22 Sep Quality counts.
In recent years there has been a paradigm shift within the intellectual property community which has seen the quality of patents (rightly) valued above quantity. It seems obvious when you state this, of course great quality patents which perform well and serve active purpose should be more valuable to a holder than a vast arsenal of poor patents, but this wasn’t (and sometimes still isn’t) always the case – Holders were once encouraged to hoover up patents senselessly in order to validate their portfolio by numbers.
So what does this change in approach mean for the health of patents?
Innovation has surged as a direct result of patent holders assessing the quality of their patents and centralising their IP around functioning operators – instead of maintaining a jumble of assets, holders have seen profitable benefits from employing a precise focus when acquiring IP. The IP industry as a whole both recognises, supports and endorses this kind of mindfulness amongst holders, in March of this year a two day ‘Patent Quality’ summit was held by the USPTO in Virginia U.S
”The Patent Quality Summit was a two-day event that took place March 25–26, 2015 for the public to provide their thoughts about patent quality to guarantee the most efficient prosecution and processes and to ensure the issuance of the highest quality patents. A significant portion of the Summit was devoted to brainstorming ideas to enhance patent quality.” – www.uspto.gov
This change in approach is clearly squeezing out opportunities for patent trolling and in doing so lends itself towards a future in IP where true innovation is both protected and allowed to grow. Without a risky portfolio absorbing holders means in the form of legal defence, naturally, a holder with quality patents frees oneself up to focus on more productive tasks. The red herring distractions associated with bulk absorption are counter productive to say the very least and initiatives such as the aforementioned ‘Patent Quality’ summit serve as a promising indicator for a fairer system.

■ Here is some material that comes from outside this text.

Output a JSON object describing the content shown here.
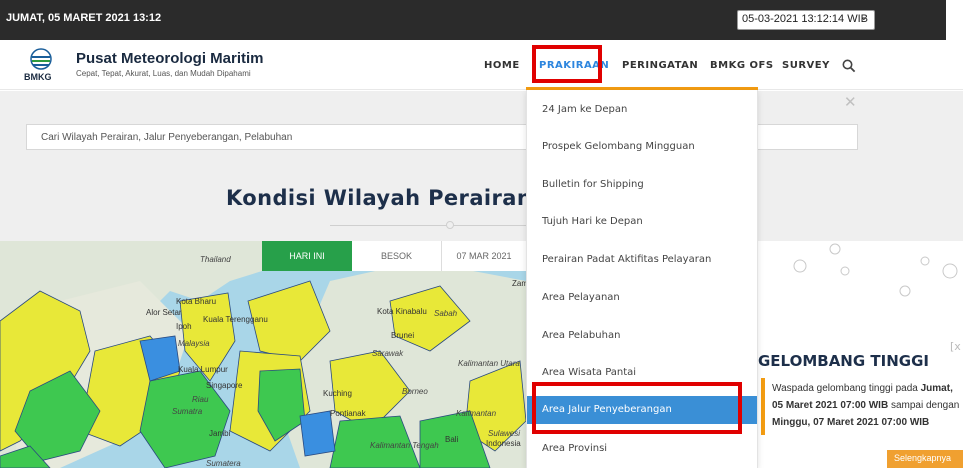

Check out this great article on the subject by Marshall Phelps and Peter Vanderheyden: http://venturebeat.com/2015/05/04/patents-how-the-tech-industry-is-shifting-from-quantity-to-quality/